A group that includes former Lakers star Magic Johnson and longtime baseball executive Stan Kasten agreed Tuesday night to buy the Los Angeles Dodgers from Frank McCourt for $2 billion.
Mark Walter, chief executive officer of the financial services firm Guggenheim Partners, would become the controlling owner. The price would shatter the record for a North American sports franchise, topping the $1.1 billion Stephen Ross paid for the NFL's Miami Dolphins in 2009.
The deal, revealed about five hours after Major League Baseball owners approved three finalists for an intended auction, is one of several steps toward a sale of the team by the end of April. It is subject to approval in federal bankruptcy court.
As part of the agreement, the Dodgers said McCourt and "certain affiliates of the purchasers" would acquire the land surrounding Dodger Stadium, including its parking lots, for $150 million.
The acquiring group, called Guggenheim Baseball Management, has several other investors, among them Mandalay Entertainment chief executive Peter Guber.
"This agreement with Guggenheim reflects both the strength and future potential of the Los Angeles Dodgers, and assures that the Dodgers will have new ownership with deep local roots, which bodes well for the Dodgers, its fans and the Los Angeles community," McCourt said.
McCourt paid $430 million in 2004 to buy the team, Dodger Stadium and 250 acres of land that include the parking lots, from the Fox division of Rupert Murdoch's News Corp., a sale that left the team with about $50 million in cash at the time. The team's debt stood at $579 million as of January, according to a court filing, so McCourt stands to make hundreds of millions of dollars even after a $131 million divorce payment to former wife Jamie, taxes and legal and banking fees.
Kasten is expected to wind up as the team's top day-to-day executive.
The other two finalists were:
-- Stan Kroenke, whose family properties own the NFL's St. Louis Rams, the NBA's Denver Nuggets, the NHL's Colorado Avalanche and Major League Soccer's Colorado Rapids, and who is majority shareholder of Arsenal in the English Premier League.
-- Steven Cohen, founder of the hedge fund SAC Capital Advisors and a new limited partner of the New York Mets; biotechnology entrepreneur Patrick Soon-Shiong; and agent Arn Tellem of Wasserman Media Group.
It remains to be seen whether Major League Baseball will challenge the deal in U.S. Bankruptcy Court in Delaware, where the case is before Judge Kevin Gross.
Under an agreement reached by MLB and McCourt in November, a private auction among the finalists was to have started Wednesday and McCourt was to select the winner by Sunday. The sales agreement is to be submitted to the bankruptcy court by April 6, ahead of a hearing seven days later, and the sale completed by April 30, the day McCourt is to make the divorce settlement payment.
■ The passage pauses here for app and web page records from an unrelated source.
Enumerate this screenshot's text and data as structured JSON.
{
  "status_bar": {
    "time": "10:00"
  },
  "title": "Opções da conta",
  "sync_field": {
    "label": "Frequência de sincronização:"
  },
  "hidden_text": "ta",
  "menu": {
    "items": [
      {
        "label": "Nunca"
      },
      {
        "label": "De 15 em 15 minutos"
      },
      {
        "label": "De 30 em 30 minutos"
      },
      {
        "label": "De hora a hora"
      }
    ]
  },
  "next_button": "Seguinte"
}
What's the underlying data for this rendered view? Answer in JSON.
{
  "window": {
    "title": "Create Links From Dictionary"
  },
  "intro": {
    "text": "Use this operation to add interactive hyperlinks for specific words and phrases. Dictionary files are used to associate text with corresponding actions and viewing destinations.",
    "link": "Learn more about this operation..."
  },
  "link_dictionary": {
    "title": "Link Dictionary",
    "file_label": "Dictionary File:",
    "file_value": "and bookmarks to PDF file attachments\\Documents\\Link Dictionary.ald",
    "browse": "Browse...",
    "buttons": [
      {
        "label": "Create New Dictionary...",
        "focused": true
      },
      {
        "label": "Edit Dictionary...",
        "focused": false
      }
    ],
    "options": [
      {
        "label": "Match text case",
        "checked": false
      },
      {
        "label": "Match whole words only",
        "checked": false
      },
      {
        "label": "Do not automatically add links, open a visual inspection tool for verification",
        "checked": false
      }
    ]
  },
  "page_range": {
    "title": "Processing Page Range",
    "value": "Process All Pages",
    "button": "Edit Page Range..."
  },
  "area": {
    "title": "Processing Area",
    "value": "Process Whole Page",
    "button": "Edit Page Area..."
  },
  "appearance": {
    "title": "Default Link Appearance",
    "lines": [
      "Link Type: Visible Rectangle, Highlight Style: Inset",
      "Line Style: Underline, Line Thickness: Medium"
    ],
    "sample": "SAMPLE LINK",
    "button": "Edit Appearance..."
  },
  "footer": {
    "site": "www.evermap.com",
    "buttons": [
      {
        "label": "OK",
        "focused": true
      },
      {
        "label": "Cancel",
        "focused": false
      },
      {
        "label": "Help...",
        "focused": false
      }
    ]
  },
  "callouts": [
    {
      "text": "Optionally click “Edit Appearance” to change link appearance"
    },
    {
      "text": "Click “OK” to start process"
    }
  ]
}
"I am thrilled to be part of the historic Dodger franchise and intend to build on the fantastic foundation laid by Frank McCourt as we drive the Dodgers back to the front page of the sports section in our wonderful community of Los Angeles," Johnson said in a statement.
The acquiring group will gain the ability to sell the Dodgers' local broadcasting rights starting with games in 2014. The Guggenheim group likely would use money gained from the sale -- or form the team's own network with outside investment -- and use those funds to pay down the debt from the acquisition.
"The amount of leverage is a big question," said Marc Ganis, president of the Chicago-based consulting firm Sportscorp, which is not involved. "The likely scenario is that they have a broadcasting deal in mind so that they pay up now and pay themselves down from a big broadcasting up-front payment.
"The problem with this strategy is that the more paid upfront by the broadcast deal, the less money is available for team operations. The more debt they take on, the more debt service is required, the less money that's available for team operations. With the only beneficiary being the man walking out the door. A challenging result that baseball tried to avoid."
The current record for a baseball franchise is the $845 million paid by the Ricketts family for the Chicago Cubs in 2009.